* **Task to complete**
The entries must be repeated verbatim, and their images left out.

(Items from a dataset)
╭──
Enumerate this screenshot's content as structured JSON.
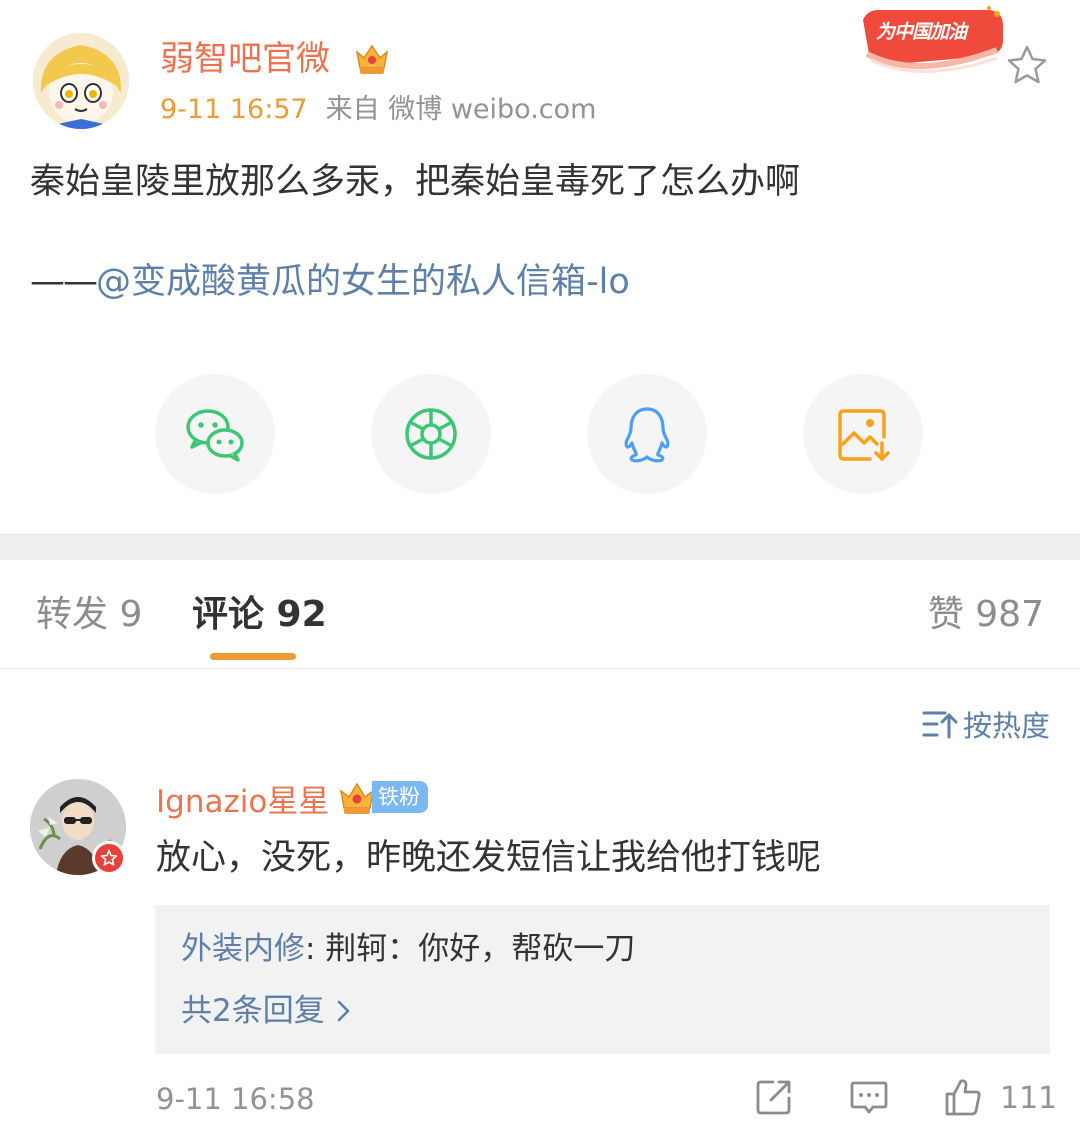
{
  "post": {
    "author": "弱智吧官微",
    "time": "9-11 16:57",
    "source": "来自 微博 weibo.com",
    "badge_text": "为中国加油",
    "text": "秦始皇陵里放那么多汞，把秦始皇毒死了怎么办啊",
    "credit_dash": "——",
    "credit_link": "@变成酸黄瓜的女生的私人信箱-lo"
  },
  "share": [
    {
      "icon": "wechat-icon",
      "color": "#3dc774"
    },
    {
      "icon": "moments-icon",
      "color": "#3dc774"
    },
    {
      "icon": "qq-icon",
      "color": "#4a9ff5"
    },
    {
      "icon": "save-image-icon",
      "color": "#f7a21b"
    }
  ],
  "tabs": {
    "repost": "转发 9",
    "comment": "评论 92",
    "like": "赞 987"
  },
  "sort": {
    "label": "按热度"
  },
  "comment": {
    "user": "Ignazio星星",
    "fan_tag": "铁粉",
    "text": "放心，没死，昨晚还发短信让我给他打钱呢",
    "reply_user": "外装内修",
    "reply_text": ": 荆轲：你好，帮砍一刀",
    "reply_more": "共2条回复",
    "time": "9-11 16:58",
    "likes": "111"
  },
  "colors": {
    "accent": "#f09a36",
    "username": "#eb7350",
    "link": "#5d7fa8"
  }
}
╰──
* **Exercise output**
Enumerate this screenshot's content as structured JSON.
{
  "post": {
    "author": "弱智吧官微",
    "time": "9-11 16:57",
    "source": "来自 微博 weibo.com",
    "badge_text": "为中国加油",
    "text": "秦始皇陵里放那么多汞，把秦始皇毒死了怎么办啊",
    "credit_dash": "——",
    "credit_link": "@变成酸黄瓜的女生的私人信箱-lo"
  },
  "share": [
    {
      "icon": "wechat-icon",
      "color": "#3dc774"
    },
    {
      "icon": "moments-icon",
      "color": "#3dc774"
    },
    {
      "icon": "qq-icon",
      "color": "#4a9ff5"
    },
    {
      "icon": "save-image-icon",
      "color": "#f7a21b"
    }
  ],
  "tabs": {
    "repost": "转发 9",
    "comment": "评论 92",
    "like": "赞 987"
  },
  "sort": {
    "label": "按热度"
  },
  "comment": {
    "user": "Ignazio星星",
    "fan_tag": "铁粉",
    "text": "放心，没死，昨晚还发短信让我给他打钱呢",
    "reply_user": "外装内修",
    "reply_text": ": 荆轲：你好，帮砍一刀",
    "reply_more": "共2条回复",
    "time": "9-11 16:58",
    "likes": "111"
  },
  "colors": {
    "accent": "#f09a36",
    "username": "#eb7350",
    "link": "#5d7fa8"
  }
}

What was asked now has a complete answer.